Seventh, the reapers of the harvest are the angels. Eighth, the Son of Man (Jesus) sends forth the reapers (angels). Ninth, the reapers gather the tares, who are the stumbling blocks and those who commit lawlessness. Tenth, the reapers burn the tares in the furnace of fire at the end of the age.
It is after those things that the righteous will shine forth as the sun in the kingdom of their Father. That is a nearly identical description as what we saw in Daniel 12:3, where it says, “Those who have insight will shine brightly like the brightness of the expanse of heaven, and those who lead the many to righteousness, like the stars forever and ever.” So we have the righteous, and those who have insight, and those who lead the many to righteousness – they all shine forth as the sun in the kingdom of their Father; they shine brightly like the brightness of the expanse of heaven, and they will shine like the stars forever and ever, respectively.
That is just so beautiful and encouraging. Whether spoken by our Lord or by Daniel the prophet 600 years prior, the message is consistent with the spirit of God, which is the overall message of salvation, redemption, and who we are in Christ. The Scriptures unwaveringly tell us that we, in Christ, have overcome the world (John 16:33; 1 John 2:13-14; 4:4; 5:4-5; Revelation 2:7, 11, 17, 26, 3:5, 12, 21; 21:7) and that we have been raised up with Him and seated with Him in the heavenly places in Christ Jesus (Ephesians 2:1-6); that He has blessed us with every spiritual blessing in the heavenly places in Christ (Ephesians 1:3-4), and that He has granted to us everything pertaining to life and godliness (2 Peter 1:3-4).
Nevertheless, we must point out that despite the promises of the Scriptures, and as majestic as the wording of the KJV is, much of that message of who we are in Christ has gotten lost on those who are faithful readers and followers of the KJV. Here is an excerpt from Wikipedia, hardly an authority on things biblical, but from a “nonbelieving and allegedly objective” standpoint, it makes the point, “Noted for its majesty of style, the King James Version has been described as one of the most important books in English culture and a driving force in the shaping of the English-speaking world.”
Now, notwithstanding the beautiful and stately prose, i.e., the ‘majesty of style,’ of that world-shaping English translation, the sheer force of that statement lends credence to the charge levied here that the KJV has done an extreme disservice to Christianity and the world because of its mishandling of those eschatological passages.

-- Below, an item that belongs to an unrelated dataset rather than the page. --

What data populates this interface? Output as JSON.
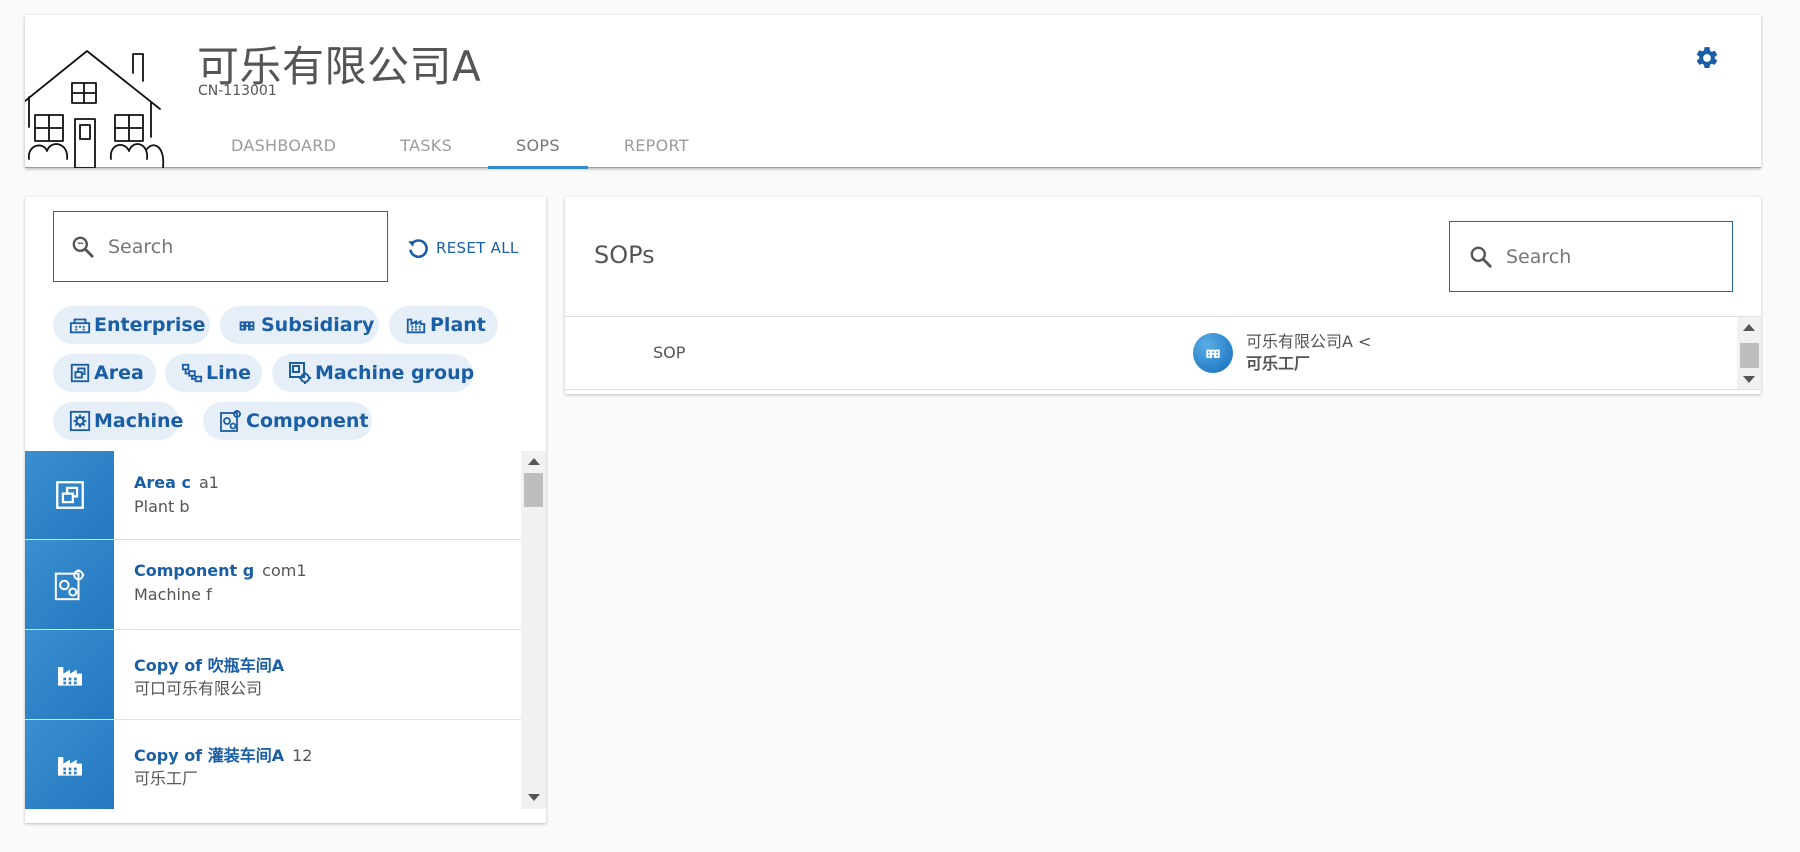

As ‘one of the most important books in English culture and a driving force in the shaping of the English-speaking world,’ its mistranslation of that single word thrice has turned eschatology on its head.
One should ask if Christians see themselves as a) shining forth as the sun in the kingdom of their Father, b) shining brightly like the brightness of the expanse of heaven or c) shining like the stars forever and ever. Would Christians agree or disagree that the kingdom of their Father has come, ushered in by His Son, Jesus Christ?
Yes, the KJV has served the English-speaking world well for over 400 years now, almost exclusively for 300 of those years. Nevertheless, one can make the statement that because of the erroneous translation of αἰώνος as “world” instead of “age” in 13:39, 40, and 24:3, a reader of the KJV cannot interpret Matthew chapter 24 any other way than Jesus intending to say that all those things were about the literal end of the world. That has led people to look at current events as “signs of the end” and “the beginning of birth pangs,” and as a result, Christians have sat on their hands as much of the gains of the apostles and their disciples in the first and second-century spread of Christianity and the resultant fulfillment of the Great Commission have been nullified.